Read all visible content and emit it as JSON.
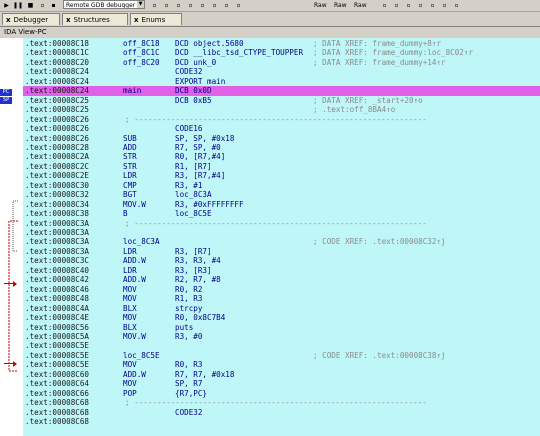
{
  "toolbar": {
    "start_icon": "play-icon",
    "pause_icon": "pause-icon",
    "stop_icon": "stop-icon",
    "debugger_name": "Remote GDB debugger",
    "right_buttons": [
      "Raw",
      "Raw",
      "Raw"
    ]
  },
  "tabs": [
    {
      "label": "Debugger",
      "close": "x"
    },
    {
      "label": "Structures",
      "close": "x"
    },
    {
      "label": "Enums",
      "close": "x"
    }
  ],
  "window": {
    "title": "IDA View-PC"
  },
  "gutter": {
    "pc_tag_1": "PC",
    "pc_tag_2": "SP"
  },
  "listing": [
    {
      "addr": ".text:00008C18",
      "c1": "off_8C18",
      "c2": "DCD object.5680",
      "cm": "; DATA XREF: frame_dummy+8↑r"
    },
    {
      "addr": ".text:00008C1C",
      "c1": "off_8C1C",
      "c2": "DCD __libc_tsd_CTYPE_TOUPPER",
      "cm": "; DATA XREF: frame_dummy:loc_8C02↑r"
    },
    {
      "addr": ".text:00008C20",
      "c1": "off_8C20",
      "c2": "DCD unk_0",
      "cm": "; DATA XREF: frame_dummy+14↑r"
    },
    {
      "addr": ".text:00008C24",
      "c1": "",
      "c2": "CODE32",
      "cm": ""
    },
    {
      "addr": ".text:00008C24",
      "c1": "",
      "c2": "EXPORT main",
      "cm": ""
    },
    {
      "addr": ".text:00008C24",
      "c1": "main",
      "c2": "DCB 0x0D",
      "cm": "",
      "hl": true
    },
    {
      "addr": ".text:00008C25",
      "c1": "",
      "c2": "DCB 0xB5",
      "cm": "; DATA XREF: _start+20↑o"
    },
    {
      "addr": ".text:00008C25",
      "c1": "",
      "c2": "",
      "cm": "; .text:off_8BA4↑o"
    },
    {
      "addr": ".text:00008C26",
      "c1": "",
      "c2": "",
      "cm": "",
      "sep": true
    },
    {
      "addr": ".text:00008C26",
      "c1": "",
      "c2": "CODE16",
      "cm": ""
    },
    {
      "addr": ".text:00008C26",
      "c1": "SUB",
      "c2": "SP, SP, #0x18",
      "cm": ""
    },
    {
      "addr": ".text:00008C28",
      "c1": "ADD",
      "c2": "R7, SP, #0",
      "cm": ""
    },
    {
      "addr": ".text:00008C2A",
      "c1": "STR",
      "c2": "R0, [R7,#4]",
      "cm": ""
    },
    {
      "addr": ".text:00008C2C",
      "c1": "STR",
      "c2": "R1, [R7]",
      "cm": ""
    },
    {
      "addr": ".text:00008C2E",
      "c1": "LDR",
      "c2": "R3, [R7,#4]",
      "cm": ""
    },
    {
      "addr": ".text:00008C30",
      "c1": "CMP",
      "c2": "R3, #1",
      "cm": ""
    },
    {
      "addr": ".text:00008C32",
      "c1": "BGT",
      "c2": "loc_8C3A",
      "cm": ""
    },
    {
      "addr": ".text:00008C34",
      "c1": "MOV.W",
      "c2": "R3, #0xFFFFFFFF",
      "cm": ""
    },
    {
      "addr": ".text:00008C38",
      "c1": "B",
      "c2": "loc_8C5E",
      "cm": ""
    },
    {
      "addr": ".text:00008C3A",
      "c1": "",
      "c2": "",
      "cm": "",
      "sep": true
    },
    {
      "addr": ".text:00008C3A",
      "c1": "",
      "c2": "",
      "cm": ""
    },
    {
      "addr": ".text:00008C3A",
      "c1": "loc_8C3A",
      "c2": "",
      "cm": "; CODE XREF: .text:00008C32↑j"
    },
    {
      "addr": ".text:00008C3A",
      "c1": "LDR",
      "c2": "R3, [R7]",
      "cm": ""
    },
    {
      "addr": ".text:00008C3C",
      "c1": "ADD.W",
      "c2": "R3, R3, #4",
      "cm": ""
    },
    {
      "addr": ".text:00008C40",
      "c1": "LDR",
      "c2": "R3, [R3]",
      "cm": ""
    },
    {
      "addr": ".text:00008C42",
      "c1": "ADD.W",
      "c2": "R2, R7, #8",
      "cm": ""
    },
    {
      "addr": ".text:00008C46",
      "c1": "MOV",
      "c2": "R0, R2",
      "cm": ""
    },
    {
      "addr": ".text:00008C48",
      "c1": "MOV",
      "c2": "R1, R3",
      "cm": ""
    },
    {
      "addr": ".text:00008C4A",
      "c1": "BLX",
      "c2": "strcpy",
      "cm": ""
    },
    {
      "addr": ".text:00008C4E",
      "c1": "MOV",
      "c2": "R0, 0x8C7B4",
      "cm": ""
    },
    {
      "addr": ".text:00008C56",
      "c1": "BLX",
      "c2": "puts",
      "cm": ""
    },
    {
      "addr": ".text:00008C5A",
      "c1": "MOV.W",
      "c2": "R3, #0",
      "cm": ""
    },
    {
      "addr": ".text:00008C5E",
      "c1": "",
      "c2": "",
      "cm": ""
    },
    {
      "addr": ".text:00008C5E",
      "c1": "loc_8C5E",
      "c2": "",
      "cm": "; CODE XREF: .text:00008C38↑j"
    },
    {
      "addr": ".text:00008C5E",
      "c1": "MOV",
      "c2": "R0, R3",
      "cm": ""
    },
    {
      "addr": ".text:00008C60",
      "c1": "ADD.W",
      "c2": "R7, R7, #0x18",
      "cm": ""
    },
    {
      "addr": ".text:00008C64",
      "c1": "MOV",
      "c2": "SP, R7",
      "cm": ""
    },
    {
      "addr": ".text:00008C66",
      "c1": "POP",
      "c2": "{R7,PC}",
      "cm": ""
    },
    {
      "addr": ".text:00008C68",
      "c1": "",
      "c2": "",
      "cm": "",
      "sep": true
    },
    {
      "addr": ".text:00008C68",
      "c1": "",
      "c2": "CODE32",
      "cm": ""
    },
    {
      "addr": ".text:00008C68",
      "c1": "",
      "c2": "",
      "cm": ""
    }
  ],
  "colors": {
    "listing_bg": "#bff7f9",
    "highlight": "#e060e8",
    "code": "#00008b",
    "comment": "#8a8a8a"
  }
}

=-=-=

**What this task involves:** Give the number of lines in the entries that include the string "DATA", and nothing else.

**The completed task:** 4